I interviewed Dick Metzler who discussed The Uberization of Freight.
Can you first provide a brief background of yourself?
Sure. My entire career was in transportation and logistics. My mother and dad met at my grandfather's warehousing and trucking company on the south side of Pittsburgh, Pennsylvania. So, logistics ran in my DNA, I guess you could say. But I spent a lot of years at FedEx, TNT, and DHL in the express ground parcel business. I also, prior to coming to uShip, was doing acquisitions at XPO Logistics. Prior to that, I was involved in the trucking and warehousing industry at Greatwide Logistics.
What is the sharing economy?
This is one of those things that a lot of people have a lot of different opinions on. I'll just give you mine. It's on-demand companies really aggregating demand in an online manner, but that fulfill that demand is some kind of offline type of scenario. And where a lot of this has gotten started, where the biggest awareness and the best examples that everybody knows is Amazon and Uber, if you will. A lot of people who are seeing the success there, they're wanting to be the Uber of almost everything.
What does this mean for the trucking and logistics industry?
The trucking and logistics industry has yet to be dramatically affected by a large degree, because a lot of what is being discussed is on demand. And on-demand is a subset of the sharing economy, which means that there is an order request, and there's immediate fulfillment, oftentimes in one to two hours. But that part of the sharing economy, we think, is a difficult part to sustain and grow and scale over the long term within trucking and logistics.
Where we do think it makes sense is to support the obvious consumer demand for free shipping with more cost effective, slower, and more innovative types of solutions that are more cost effective. Consumer have said in research, time and time again, they'd rather have free shipping than rather have speed. And a relatively small number of consumers have really taken up on one to two hours services. Virtually none of them are willing to pay a lot more for it. Just a very narrow niche in that regard.
Could that change, and could Amazon change expectations? And could Uber start delivering packages in the back of cars? Sure. But there isn't any strong signs at this point that that change will occur any time soon.
Where will this all shake out?
I think there will be a lot of dead VC money that has gone into one and two here startups, trying to out Amazon Amazon, or out Uber Uber. I think there's only two ways that people are going to be successful in the sharing economy and on-demand. And that's if they either have phenomenal route density in residential neighborhoods — think FedEx, UPS, United States Postal Service, some of the regional couriers, things of that nature. And like I said, maybe Uber if they scale up Uber Rush and Uber of everything.
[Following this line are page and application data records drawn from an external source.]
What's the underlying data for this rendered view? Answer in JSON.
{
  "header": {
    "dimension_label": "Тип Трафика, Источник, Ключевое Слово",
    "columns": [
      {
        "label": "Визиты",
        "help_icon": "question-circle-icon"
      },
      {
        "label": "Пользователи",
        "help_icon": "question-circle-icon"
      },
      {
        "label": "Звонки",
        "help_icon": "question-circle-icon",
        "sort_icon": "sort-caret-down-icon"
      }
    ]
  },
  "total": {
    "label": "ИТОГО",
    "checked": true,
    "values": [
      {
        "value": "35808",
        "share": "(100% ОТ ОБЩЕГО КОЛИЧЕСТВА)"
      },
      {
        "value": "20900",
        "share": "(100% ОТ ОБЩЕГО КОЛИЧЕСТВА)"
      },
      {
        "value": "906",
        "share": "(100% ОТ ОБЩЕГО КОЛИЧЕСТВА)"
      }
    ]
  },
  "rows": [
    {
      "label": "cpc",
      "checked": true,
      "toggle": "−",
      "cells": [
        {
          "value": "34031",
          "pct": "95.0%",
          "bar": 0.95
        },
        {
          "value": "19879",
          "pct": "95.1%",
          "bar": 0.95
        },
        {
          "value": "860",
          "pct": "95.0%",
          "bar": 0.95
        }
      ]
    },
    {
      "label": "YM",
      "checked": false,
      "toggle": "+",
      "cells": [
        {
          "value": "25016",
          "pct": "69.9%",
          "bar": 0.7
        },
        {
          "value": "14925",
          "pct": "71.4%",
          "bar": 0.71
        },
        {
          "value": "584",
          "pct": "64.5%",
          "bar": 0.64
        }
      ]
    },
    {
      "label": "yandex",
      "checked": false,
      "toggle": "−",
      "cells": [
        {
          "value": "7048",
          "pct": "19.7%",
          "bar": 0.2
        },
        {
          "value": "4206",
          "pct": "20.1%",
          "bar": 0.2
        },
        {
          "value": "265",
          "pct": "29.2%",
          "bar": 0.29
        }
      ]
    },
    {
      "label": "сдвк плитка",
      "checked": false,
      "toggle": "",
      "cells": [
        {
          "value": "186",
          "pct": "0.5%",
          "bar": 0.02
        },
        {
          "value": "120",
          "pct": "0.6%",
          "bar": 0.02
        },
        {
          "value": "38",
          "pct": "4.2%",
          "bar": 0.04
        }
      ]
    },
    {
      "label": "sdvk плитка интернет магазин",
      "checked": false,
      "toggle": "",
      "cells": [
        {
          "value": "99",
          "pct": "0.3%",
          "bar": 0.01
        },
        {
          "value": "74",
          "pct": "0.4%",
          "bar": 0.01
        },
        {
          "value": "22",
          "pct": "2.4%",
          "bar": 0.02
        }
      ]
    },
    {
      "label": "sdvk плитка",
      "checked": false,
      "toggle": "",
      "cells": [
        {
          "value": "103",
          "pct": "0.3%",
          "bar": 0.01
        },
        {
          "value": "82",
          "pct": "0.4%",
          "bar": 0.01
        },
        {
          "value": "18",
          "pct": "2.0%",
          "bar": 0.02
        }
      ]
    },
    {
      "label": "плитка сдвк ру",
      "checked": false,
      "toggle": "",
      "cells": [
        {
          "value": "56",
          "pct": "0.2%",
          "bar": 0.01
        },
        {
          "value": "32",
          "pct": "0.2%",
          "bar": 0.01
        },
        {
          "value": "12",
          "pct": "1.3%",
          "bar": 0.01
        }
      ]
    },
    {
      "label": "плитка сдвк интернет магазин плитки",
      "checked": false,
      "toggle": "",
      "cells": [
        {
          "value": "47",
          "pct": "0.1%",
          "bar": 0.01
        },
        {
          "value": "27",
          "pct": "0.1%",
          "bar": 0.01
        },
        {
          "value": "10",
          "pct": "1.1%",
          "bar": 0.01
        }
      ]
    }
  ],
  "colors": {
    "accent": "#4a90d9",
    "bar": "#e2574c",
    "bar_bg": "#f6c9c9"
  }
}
But besides that, it's very difficult for a startups to get scale, where essentially the United States Postal Service is delivering to every address in America every day in sequence versus one to two hour delivers zinging back and forth across town for five dollars. I've been doing this a long time, and I'm telling you that won't work. So, that's one way.
The second way is to have higher revenue for per stop in trucking and logistics for the sharing economy, business to consumer type things. Think of a gun safe you ordered online or a refrigerator that needs to get to your house. Well, the most common way of doing that today is less than truckload, but they really don't want to do that. We're in that business from a marketplace point of view and in terms of household goods, and things of that nature, virtually anything you can imagine ordering online, up to and including a car.
So, that's the other way to do it.And there's some folks in this space, including us, that are targeting that sector as the other way to go.
Thanks, Dick. Do you have any final comments on this topic?
Yeah. I think, obviously, this is the highest growth area of retail and, obviously transportation and logistics, retail is a key consumer and a key customer for our industry. And I think that finding ways to more efficiently mesh consumer need with consumer demand on cost efficiency and overall profitability of the providers doing this, is where it's all going to shake out, and that's where the winners and losers are going to defined. I'd say most of the VC-funded startups and on-demand delivery are not going to make it.
And thanks for sharing today.
Thank you, Dustin.
About Dick Metzler
Chief Marketing Officer at uShip.com